At Fiddler’s Green, where seamen true
When here they’ve done their duty
The bowl of grog shall still renew
And pledge to love and beauty.
In Neil Gaiman’s The Sandman comic book series, Fiddler’s Green is a place located inside of the Dreaming, a place that sailors have dreamed of for centuries.
We ultimately rounded New Caledonia and with an easterly gale behind us found ourselves scudding homeward with all the impressions derived from our experiences of Polynesia and the inhabitants of the scattered islands. The weather, on average throughout, has been pleasant and at time charming, evidencing that under such a climate life might be rendered very enjoyable within suitable habitations, seeing that the fertility of the soil yields such a prolific return for cultivation, while the scenery is grand and romantic with the soft sea breeze wafting over the blue expanse under brilliant sunshine.
During these inspiring interludes the trio, comprising the Captain, Doctor and myself, would discuss politics, history, philosophy and theology from different points of view. I found each of my companions well informed and well read critics of the history of humanity, of which they were thoughtful and observant.

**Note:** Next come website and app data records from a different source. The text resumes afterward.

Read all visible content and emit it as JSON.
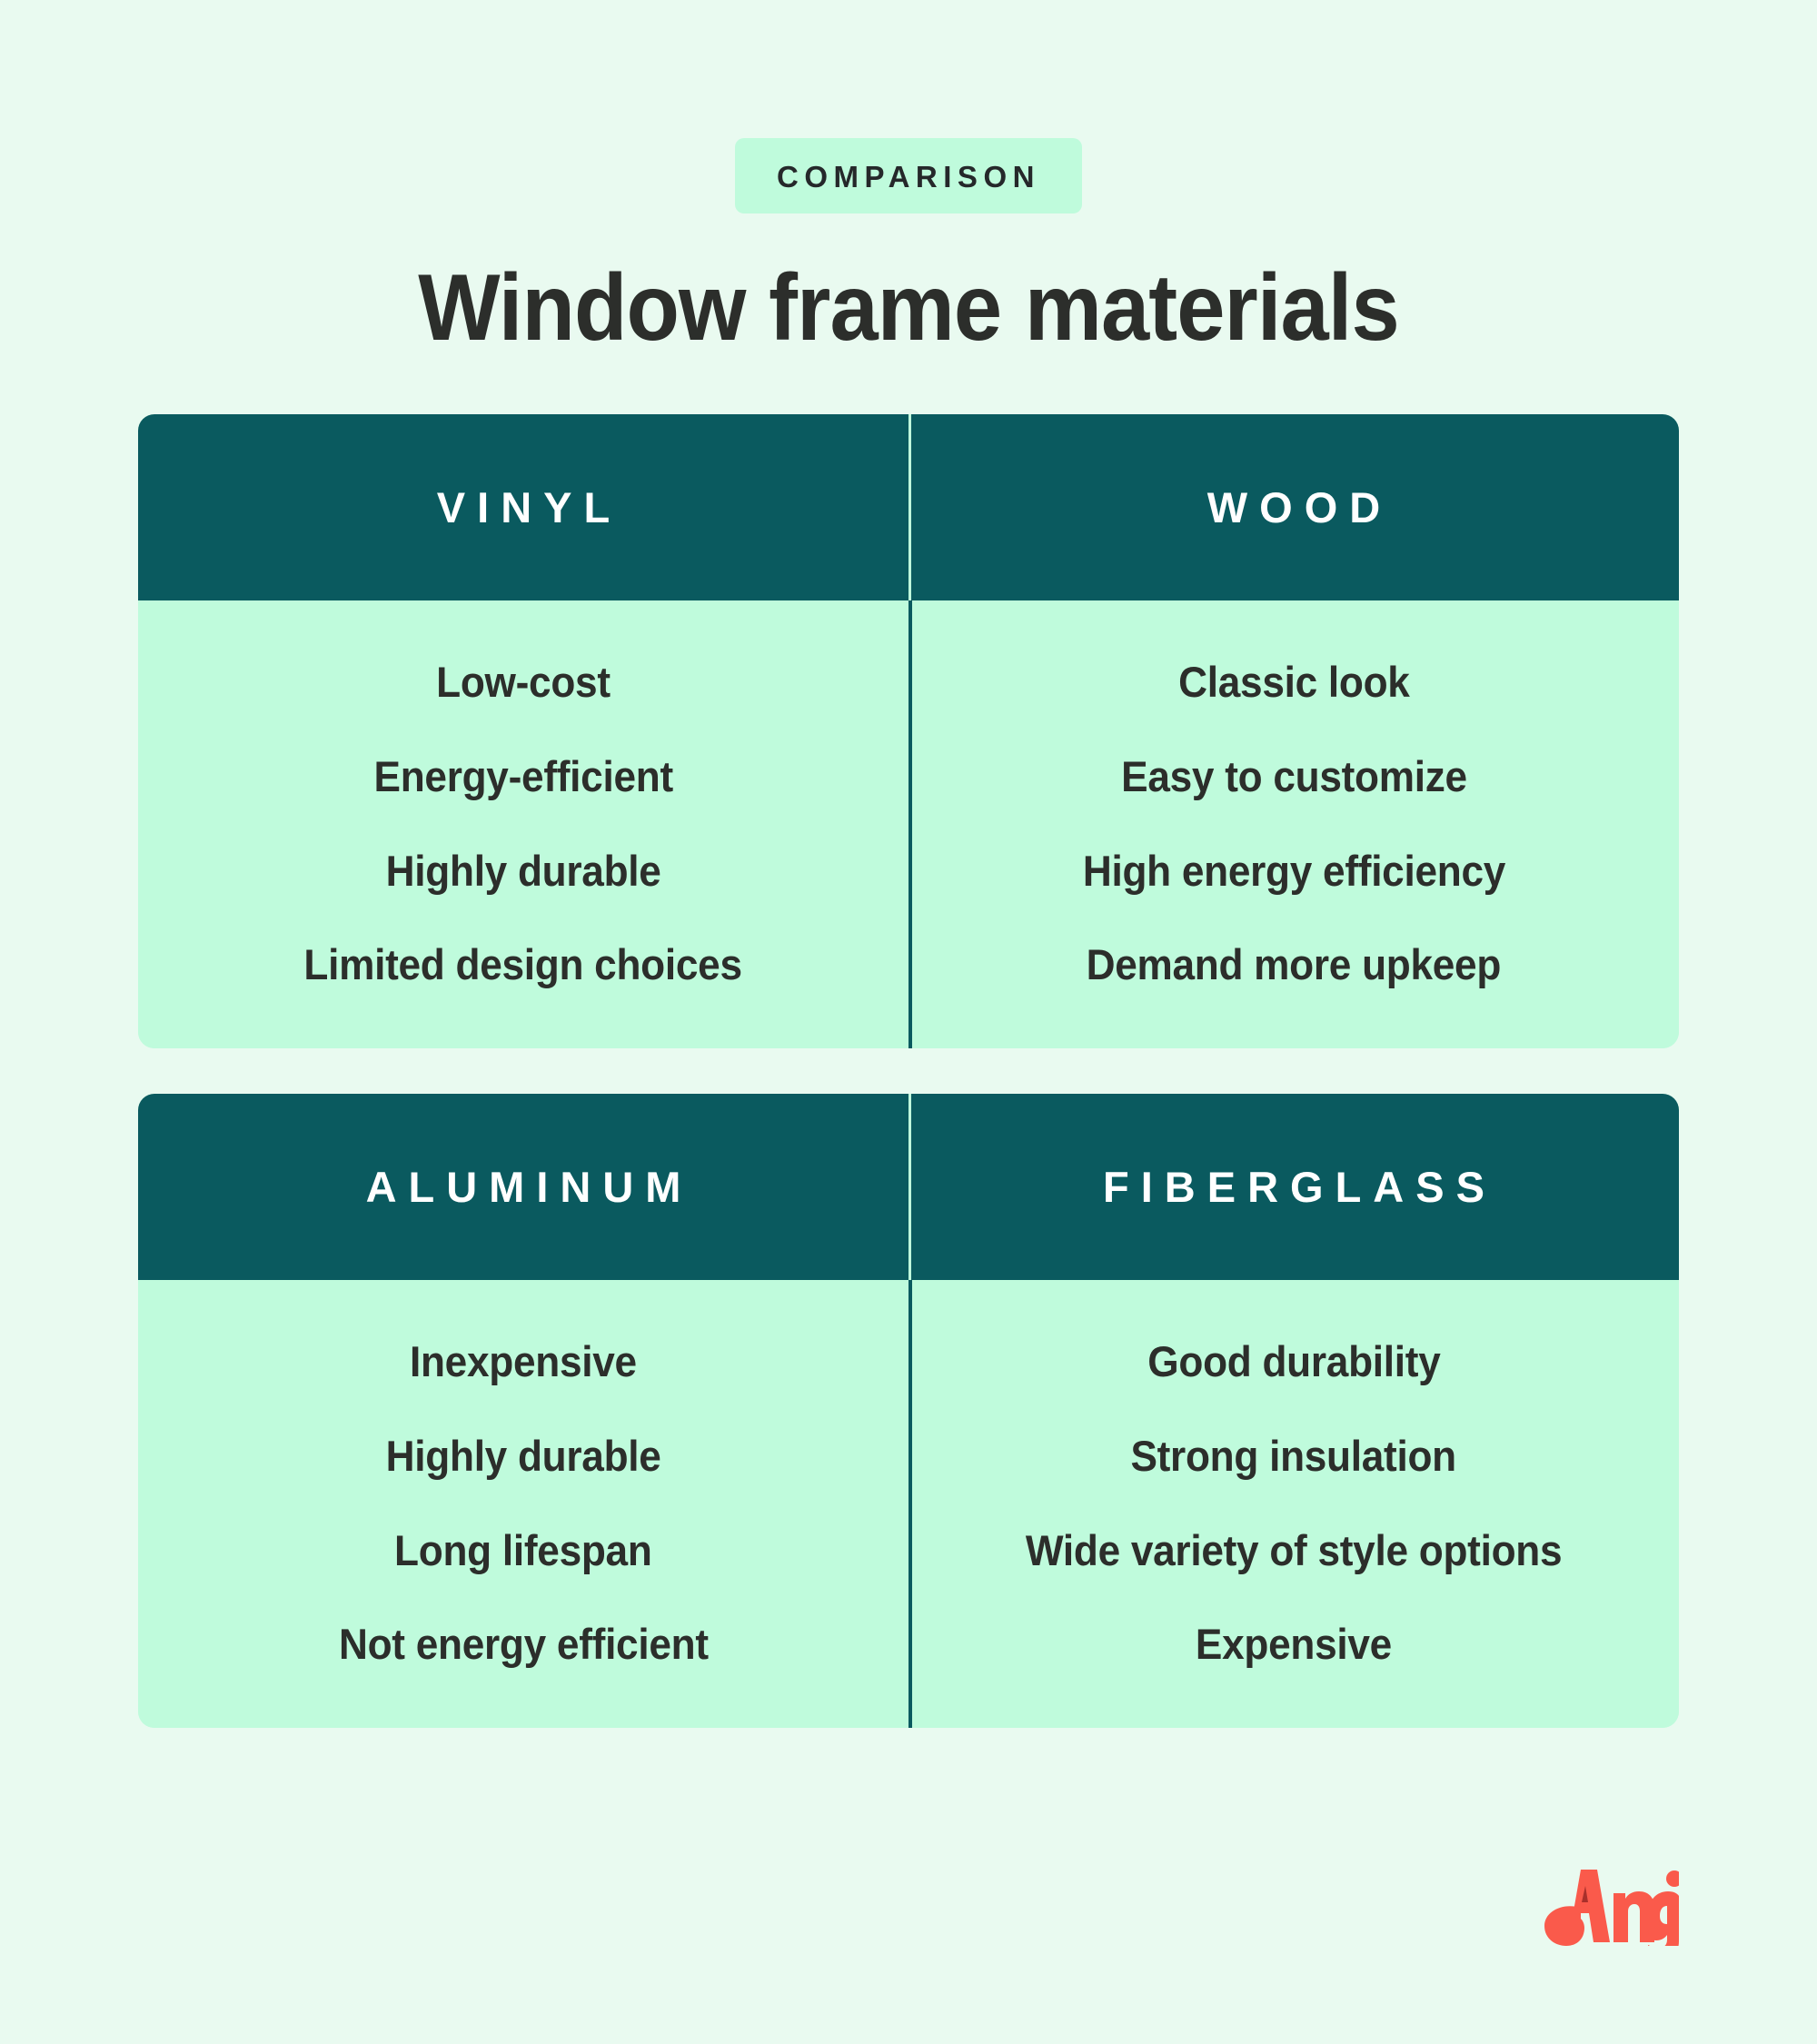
{
  "header": {
    "badge_label": "COMPARISON",
    "title": "Window frame materials"
  },
  "colors": {
    "page_background": "#E9FAF0",
    "card_header_teal": "#0A5A5F",
    "card_body_mint": "#BFFBDC",
    "text_dark": "#2C2E2B",
    "header_text": "#FFFFFF",
    "logo_coral": "#FA5A4B"
  },
  "comparison": {
    "cards": [
      {
        "columns": [
          {
            "name": "VINYL",
            "features": [
              "Low-cost",
              "Energy-efficient",
              "Highly durable",
              "Limited design choices"
            ]
          },
          {
            "name": "WOOD",
            "features": [
              "Classic look",
              "Easy to customize",
              "High energy efficiency",
              "Demand more upkeep"
            ]
          }
        ]
      },
      {
        "columns": [
          {
            "name": "ALUMINUM",
            "features": [
              "Inexpensive",
              "Highly durable",
              "Long lifespan",
              "Not energy efficient"
            ]
          },
          {
            "name": "FIBERGLASS",
            "features": [
              "Good durability",
              "Strong insulation",
              "Wide variety of style options",
              "Expensive"
            ]
          }
        ]
      }
    ]
  },
  "branding": {
    "logo_text": "Angi"
  }
}
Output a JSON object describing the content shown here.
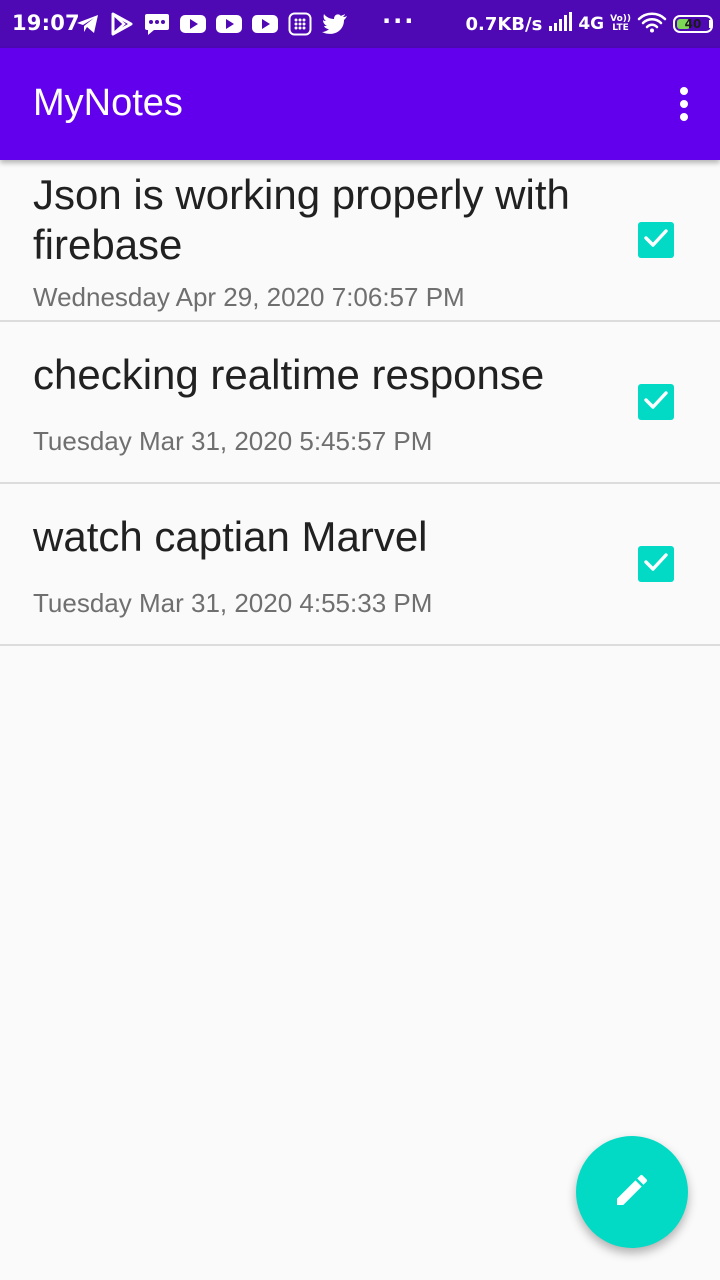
{
  "status_bar": {
    "time": "19:07",
    "more_icons": "···",
    "net_speed": "0.7KB/s",
    "network_type": "4G",
    "volte_top": "Vo))",
    "volte_bottom": "LTE",
    "battery_level": "40",
    "battery_fraction": 0.4,
    "icons": [
      "telegram-icon",
      "play-store-icon",
      "messages-icon",
      "youtube-icon",
      "youtube-icon",
      "youtube-icon",
      "calculator-icon",
      "twitter-icon",
      "signal-icon",
      "wifi-icon",
      "battery-icon"
    ]
  },
  "app_bar": {
    "title": "MyNotes",
    "menu_icon": "more-vert-icon"
  },
  "notes": [
    {
      "title": "Json is working properly with firebase",
      "date": "Wednesday Apr 29, 2020 7:06:57 PM",
      "checked": true
    },
    {
      "title": "checking realtime response",
      "date": "Tuesday Mar 31, 2020 5:45:57 PM",
      "checked": true
    },
    {
      "title": "watch captian Marvel",
      "date": "Tuesday Mar 31, 2020 4:55:33 PM",
      "checked": true
    }
  ],
  "fab": {
    "icon": "edit-pencil-icon"
  },
  "colors": {
    "status_bar": "#4e08b4",
    "app_bar": "#6200ee",
    "accent": "#03dac5",
    "background": "#fafafa",
    "title_text": "#212121",
    "date_text": "#6f6f6f",
    "divider": "#dcdcdc"
  }
}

In our immediate experiences the environment afforded a very impressive object lesson in substantial emblems, suggestive of the future of humanity, in regard whereof, as concerning sailors, the Captain propounded that there was no day of judgement for them, as they had had so many troubles in life that they were released from all penalties of the next world, where they all went to a place called ‘Fiddlers Green’ (a heaven reserved for sailors or soldiers, especially cavalrymen)
The Captains logic becomes plausible, although the material ‘Fiddlers Green’ may be doubtful; yet the law and the prophets proclaim that every man will be rewarded according to his work. A life of service like that rendered by a sailor, deprived of all social comforts and privileges, is a life of sacrifice for humanity. Whatsoever a man sows shall he reap, so that snatched awy in their prime, like Scupper and Bruce, how can we reconcile the fact with principles of eternal and infinite justice, unless such men continue their existence and fulfill the destiny whereunto their desires and aspirations were leading them? At this point of the speculation, the doctor propounds a solution, in affirming reincarnation as the sure and certain resurrection of humanity, the only practical common sense explanation of past, present and future existence.
Look around, he remarks, and see nations inheriting their legacies, the mighty inventors and discoverers of today are the same plodders who in preceding generations may have endured a want of poverty, yet ultimately died with their schemes unperfected but having become reincarnated in a succeeding generation which has advanced in its social organisation through the services of those who have lived in preceding periods, opportunities are found which the early strugglers sought in vain.